Every website should be using web analytics. Knowing what works and doesn’t work is key to any digital marketing campaign. By recording the actions and metrics of website visitors, we can better understand where did they come from and what did they do (or not do). From this data we can determine the reasons behind these actions and make necessary adjustments.
How do customers get to your website? What pages do they view?
Web analytics data offers you deep insight into every aspect of your website. We can view high level data such as number of site visitors, time on site, pageviews, and conversions. From there we can dig deeper to understand how they arrived to the site and what pages on the site they visited. From this data we can determine if there are any patterns in behavior and what may need to be done to change or increase certain behaviors.

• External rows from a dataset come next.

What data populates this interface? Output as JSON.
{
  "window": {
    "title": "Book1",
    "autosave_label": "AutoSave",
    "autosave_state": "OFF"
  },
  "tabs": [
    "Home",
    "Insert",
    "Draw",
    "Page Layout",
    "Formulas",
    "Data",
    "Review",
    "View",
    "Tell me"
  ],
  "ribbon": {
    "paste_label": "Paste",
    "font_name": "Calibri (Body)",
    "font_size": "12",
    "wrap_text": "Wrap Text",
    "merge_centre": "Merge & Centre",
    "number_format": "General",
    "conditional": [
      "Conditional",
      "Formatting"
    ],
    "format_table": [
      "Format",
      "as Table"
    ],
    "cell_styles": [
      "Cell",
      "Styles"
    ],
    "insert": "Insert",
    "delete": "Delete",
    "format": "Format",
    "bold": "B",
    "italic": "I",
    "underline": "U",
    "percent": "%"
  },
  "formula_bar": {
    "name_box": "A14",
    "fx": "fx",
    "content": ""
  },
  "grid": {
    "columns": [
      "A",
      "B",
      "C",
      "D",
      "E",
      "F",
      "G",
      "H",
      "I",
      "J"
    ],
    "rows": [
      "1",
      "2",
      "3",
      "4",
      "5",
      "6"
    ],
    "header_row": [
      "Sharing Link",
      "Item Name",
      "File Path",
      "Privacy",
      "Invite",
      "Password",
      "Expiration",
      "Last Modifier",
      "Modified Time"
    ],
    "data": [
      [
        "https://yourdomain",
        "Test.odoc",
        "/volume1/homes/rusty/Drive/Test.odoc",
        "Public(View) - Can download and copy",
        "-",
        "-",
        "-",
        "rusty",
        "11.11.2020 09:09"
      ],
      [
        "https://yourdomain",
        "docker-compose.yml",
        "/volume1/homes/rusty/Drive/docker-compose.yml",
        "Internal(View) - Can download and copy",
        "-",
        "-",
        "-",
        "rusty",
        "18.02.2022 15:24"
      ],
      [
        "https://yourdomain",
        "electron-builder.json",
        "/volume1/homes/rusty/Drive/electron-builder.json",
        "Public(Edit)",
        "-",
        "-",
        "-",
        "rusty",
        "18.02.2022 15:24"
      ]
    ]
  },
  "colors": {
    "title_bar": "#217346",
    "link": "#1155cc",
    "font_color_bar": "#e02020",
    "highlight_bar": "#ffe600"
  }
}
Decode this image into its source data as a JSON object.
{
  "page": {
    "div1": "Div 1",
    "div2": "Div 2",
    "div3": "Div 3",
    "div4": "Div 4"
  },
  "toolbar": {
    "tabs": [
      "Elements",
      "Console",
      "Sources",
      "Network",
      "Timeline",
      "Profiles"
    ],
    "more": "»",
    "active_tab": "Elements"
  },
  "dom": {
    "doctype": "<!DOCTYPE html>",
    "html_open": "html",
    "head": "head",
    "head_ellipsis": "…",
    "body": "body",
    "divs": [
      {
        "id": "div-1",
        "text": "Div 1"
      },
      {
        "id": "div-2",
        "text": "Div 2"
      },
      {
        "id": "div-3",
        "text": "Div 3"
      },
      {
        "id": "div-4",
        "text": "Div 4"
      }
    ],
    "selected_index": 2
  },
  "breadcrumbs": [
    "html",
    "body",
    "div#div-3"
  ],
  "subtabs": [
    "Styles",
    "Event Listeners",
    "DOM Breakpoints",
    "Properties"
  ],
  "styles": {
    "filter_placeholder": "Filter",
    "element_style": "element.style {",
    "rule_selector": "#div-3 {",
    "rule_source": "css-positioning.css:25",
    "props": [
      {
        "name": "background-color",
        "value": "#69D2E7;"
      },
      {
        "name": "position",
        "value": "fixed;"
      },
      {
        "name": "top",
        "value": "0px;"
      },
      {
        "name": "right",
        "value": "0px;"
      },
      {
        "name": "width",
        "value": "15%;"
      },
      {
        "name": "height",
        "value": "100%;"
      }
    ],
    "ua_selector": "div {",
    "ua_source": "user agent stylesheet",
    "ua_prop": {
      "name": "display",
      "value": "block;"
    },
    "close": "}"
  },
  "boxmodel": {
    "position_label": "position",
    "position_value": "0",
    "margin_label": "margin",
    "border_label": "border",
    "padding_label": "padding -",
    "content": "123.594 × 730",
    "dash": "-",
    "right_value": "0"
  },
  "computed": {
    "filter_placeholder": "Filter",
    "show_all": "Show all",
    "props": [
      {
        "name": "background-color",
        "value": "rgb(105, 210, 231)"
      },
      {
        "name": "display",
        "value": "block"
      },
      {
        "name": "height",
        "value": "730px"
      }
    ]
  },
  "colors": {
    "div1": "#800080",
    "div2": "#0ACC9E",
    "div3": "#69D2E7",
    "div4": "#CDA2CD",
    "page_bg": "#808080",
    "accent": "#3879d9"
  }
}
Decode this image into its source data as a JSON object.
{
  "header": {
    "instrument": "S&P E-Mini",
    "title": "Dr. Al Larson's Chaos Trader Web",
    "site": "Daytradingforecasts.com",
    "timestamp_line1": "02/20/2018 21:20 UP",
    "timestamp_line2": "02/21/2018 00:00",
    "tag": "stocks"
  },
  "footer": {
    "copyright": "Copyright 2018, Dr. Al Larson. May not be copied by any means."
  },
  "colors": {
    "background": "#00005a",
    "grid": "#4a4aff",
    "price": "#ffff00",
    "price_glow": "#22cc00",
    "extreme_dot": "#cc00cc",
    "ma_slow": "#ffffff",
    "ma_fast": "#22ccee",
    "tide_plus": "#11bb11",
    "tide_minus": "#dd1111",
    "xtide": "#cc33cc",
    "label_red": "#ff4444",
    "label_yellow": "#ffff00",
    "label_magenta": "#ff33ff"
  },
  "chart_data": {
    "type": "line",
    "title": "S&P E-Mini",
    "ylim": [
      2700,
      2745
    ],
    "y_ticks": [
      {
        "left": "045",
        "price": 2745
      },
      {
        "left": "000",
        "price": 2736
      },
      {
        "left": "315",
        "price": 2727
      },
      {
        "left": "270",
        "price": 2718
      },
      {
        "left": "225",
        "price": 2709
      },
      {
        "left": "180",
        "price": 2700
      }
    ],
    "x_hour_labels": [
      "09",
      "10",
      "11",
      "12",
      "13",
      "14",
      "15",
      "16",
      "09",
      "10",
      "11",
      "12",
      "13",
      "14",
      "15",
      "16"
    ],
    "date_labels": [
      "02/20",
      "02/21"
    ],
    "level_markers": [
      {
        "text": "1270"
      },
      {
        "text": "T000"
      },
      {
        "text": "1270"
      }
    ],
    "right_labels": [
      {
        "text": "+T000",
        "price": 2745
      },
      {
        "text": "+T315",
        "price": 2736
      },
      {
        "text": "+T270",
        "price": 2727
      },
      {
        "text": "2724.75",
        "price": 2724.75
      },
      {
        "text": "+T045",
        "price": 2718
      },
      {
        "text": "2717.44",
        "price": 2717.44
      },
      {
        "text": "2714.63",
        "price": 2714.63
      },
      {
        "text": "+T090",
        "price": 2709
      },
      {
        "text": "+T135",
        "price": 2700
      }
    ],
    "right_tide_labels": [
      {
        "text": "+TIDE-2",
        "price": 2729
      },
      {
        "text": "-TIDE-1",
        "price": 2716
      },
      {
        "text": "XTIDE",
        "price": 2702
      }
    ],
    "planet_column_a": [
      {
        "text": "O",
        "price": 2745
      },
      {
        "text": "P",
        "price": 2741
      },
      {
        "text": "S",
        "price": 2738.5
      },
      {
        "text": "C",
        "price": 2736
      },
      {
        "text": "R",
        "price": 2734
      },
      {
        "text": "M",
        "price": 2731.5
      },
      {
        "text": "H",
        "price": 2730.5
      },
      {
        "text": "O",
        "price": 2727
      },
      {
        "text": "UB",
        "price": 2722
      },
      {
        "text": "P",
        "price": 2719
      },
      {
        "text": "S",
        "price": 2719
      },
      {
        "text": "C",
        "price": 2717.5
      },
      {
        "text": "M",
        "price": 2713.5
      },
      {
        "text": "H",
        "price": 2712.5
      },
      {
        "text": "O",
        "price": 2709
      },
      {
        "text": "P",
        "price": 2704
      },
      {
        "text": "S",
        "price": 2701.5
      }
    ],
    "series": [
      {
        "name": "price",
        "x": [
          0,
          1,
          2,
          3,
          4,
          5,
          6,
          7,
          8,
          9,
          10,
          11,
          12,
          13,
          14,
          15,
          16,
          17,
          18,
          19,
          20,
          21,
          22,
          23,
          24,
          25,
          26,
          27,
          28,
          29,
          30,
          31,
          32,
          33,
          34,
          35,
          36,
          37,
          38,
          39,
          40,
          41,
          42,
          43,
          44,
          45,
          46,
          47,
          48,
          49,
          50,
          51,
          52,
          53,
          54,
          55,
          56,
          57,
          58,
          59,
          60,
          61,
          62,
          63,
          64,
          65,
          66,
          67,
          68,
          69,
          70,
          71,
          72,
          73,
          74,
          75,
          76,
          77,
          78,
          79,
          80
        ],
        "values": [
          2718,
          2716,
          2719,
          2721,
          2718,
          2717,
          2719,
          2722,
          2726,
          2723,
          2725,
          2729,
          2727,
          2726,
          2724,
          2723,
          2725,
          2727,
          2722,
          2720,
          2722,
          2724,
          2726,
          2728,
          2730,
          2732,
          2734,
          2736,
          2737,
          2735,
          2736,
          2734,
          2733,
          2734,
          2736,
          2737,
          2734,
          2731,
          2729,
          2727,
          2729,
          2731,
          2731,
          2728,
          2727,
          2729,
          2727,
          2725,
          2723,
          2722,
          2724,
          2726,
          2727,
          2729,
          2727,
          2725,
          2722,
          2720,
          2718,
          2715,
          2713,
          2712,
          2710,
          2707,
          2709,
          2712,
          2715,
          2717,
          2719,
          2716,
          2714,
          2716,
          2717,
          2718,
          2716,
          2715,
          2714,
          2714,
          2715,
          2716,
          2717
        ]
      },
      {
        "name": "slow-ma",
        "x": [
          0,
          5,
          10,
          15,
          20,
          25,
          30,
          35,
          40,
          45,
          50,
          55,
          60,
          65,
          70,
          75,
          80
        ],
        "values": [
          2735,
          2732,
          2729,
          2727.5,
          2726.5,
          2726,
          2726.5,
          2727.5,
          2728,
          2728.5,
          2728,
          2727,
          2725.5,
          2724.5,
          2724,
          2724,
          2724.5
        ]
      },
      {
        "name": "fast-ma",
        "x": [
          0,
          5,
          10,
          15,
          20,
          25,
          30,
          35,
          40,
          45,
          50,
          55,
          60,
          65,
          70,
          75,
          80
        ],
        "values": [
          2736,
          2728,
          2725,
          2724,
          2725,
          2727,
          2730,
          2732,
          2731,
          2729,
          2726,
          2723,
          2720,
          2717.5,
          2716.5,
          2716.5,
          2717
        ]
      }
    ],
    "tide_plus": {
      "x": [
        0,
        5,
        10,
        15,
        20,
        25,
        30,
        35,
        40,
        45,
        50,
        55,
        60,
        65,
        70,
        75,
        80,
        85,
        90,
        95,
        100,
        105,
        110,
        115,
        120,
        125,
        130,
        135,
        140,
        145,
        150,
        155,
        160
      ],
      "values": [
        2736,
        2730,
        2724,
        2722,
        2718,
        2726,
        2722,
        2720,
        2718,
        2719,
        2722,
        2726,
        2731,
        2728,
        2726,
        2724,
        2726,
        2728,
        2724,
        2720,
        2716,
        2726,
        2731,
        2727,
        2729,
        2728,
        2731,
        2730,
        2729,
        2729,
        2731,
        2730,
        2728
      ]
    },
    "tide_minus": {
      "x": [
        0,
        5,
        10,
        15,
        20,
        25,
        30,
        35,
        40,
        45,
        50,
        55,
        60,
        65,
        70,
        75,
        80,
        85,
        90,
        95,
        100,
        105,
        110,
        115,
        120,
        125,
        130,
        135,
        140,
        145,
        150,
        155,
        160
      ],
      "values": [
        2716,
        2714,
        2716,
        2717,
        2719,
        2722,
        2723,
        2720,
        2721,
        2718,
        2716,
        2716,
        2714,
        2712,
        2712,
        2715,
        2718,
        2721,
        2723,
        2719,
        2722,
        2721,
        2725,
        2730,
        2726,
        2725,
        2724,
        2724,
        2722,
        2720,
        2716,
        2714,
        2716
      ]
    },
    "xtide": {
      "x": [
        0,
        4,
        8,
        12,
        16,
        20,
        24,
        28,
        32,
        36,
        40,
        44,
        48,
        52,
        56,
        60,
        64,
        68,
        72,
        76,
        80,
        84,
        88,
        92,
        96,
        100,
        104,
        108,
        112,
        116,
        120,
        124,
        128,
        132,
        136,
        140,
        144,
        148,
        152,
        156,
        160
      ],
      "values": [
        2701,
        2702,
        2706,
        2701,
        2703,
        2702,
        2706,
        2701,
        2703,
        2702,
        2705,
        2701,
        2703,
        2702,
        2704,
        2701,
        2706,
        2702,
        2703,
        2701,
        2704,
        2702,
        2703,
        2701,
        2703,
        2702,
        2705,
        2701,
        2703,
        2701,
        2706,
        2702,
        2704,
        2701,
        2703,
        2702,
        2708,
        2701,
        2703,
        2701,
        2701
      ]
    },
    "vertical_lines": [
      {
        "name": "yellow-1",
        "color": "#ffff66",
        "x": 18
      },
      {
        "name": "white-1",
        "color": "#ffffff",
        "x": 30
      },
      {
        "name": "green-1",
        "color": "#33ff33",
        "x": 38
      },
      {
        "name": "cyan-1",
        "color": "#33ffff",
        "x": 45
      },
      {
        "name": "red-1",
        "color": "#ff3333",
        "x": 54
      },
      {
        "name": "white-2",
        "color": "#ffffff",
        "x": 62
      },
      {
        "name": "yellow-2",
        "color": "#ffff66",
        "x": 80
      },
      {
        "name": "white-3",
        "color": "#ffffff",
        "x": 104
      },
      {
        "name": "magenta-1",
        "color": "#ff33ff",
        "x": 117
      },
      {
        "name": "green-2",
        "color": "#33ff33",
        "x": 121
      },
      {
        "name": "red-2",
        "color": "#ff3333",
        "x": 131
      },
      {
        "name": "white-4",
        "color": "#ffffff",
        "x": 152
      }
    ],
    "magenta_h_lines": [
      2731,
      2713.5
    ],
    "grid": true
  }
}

Should we need to dig even deeper on an individual user level, we can develop funnels to see how many users followed a particular path and at which point(s) users abandon the funnel. Identifying these abandonments will allow for tweaks to be made to minimize this from happening again. It may turn out that users are missing the key call to action on the page. If this is the case, we can perform heatmap analysis to see where the users are clicking (or not clicking) on a page.
A heatmap analysis will not only show us where clicks are occurring, but we can also see what other areas they are interested (or not interested in). Additionally, we can also perform a scroll map analysis which will help us understand how much of a page the user is viewing. For example, if the user is not completely scrolling to the bottom of a page where a call to action button is, it could make sense to move this action near the top and see if it increases clicks and reduces abandonment.
There really is not much that we cannot track when it comes to your website. The first step is to install the web analytics tracking software so we can start to gather data. Upon gathering the data, we can build up a history of data to compare against the most current data in order to further understand trends.
The quicker you can understand your website visitors, the quicker we can identify areas of improvement and ultimately increase the efficiency of your website.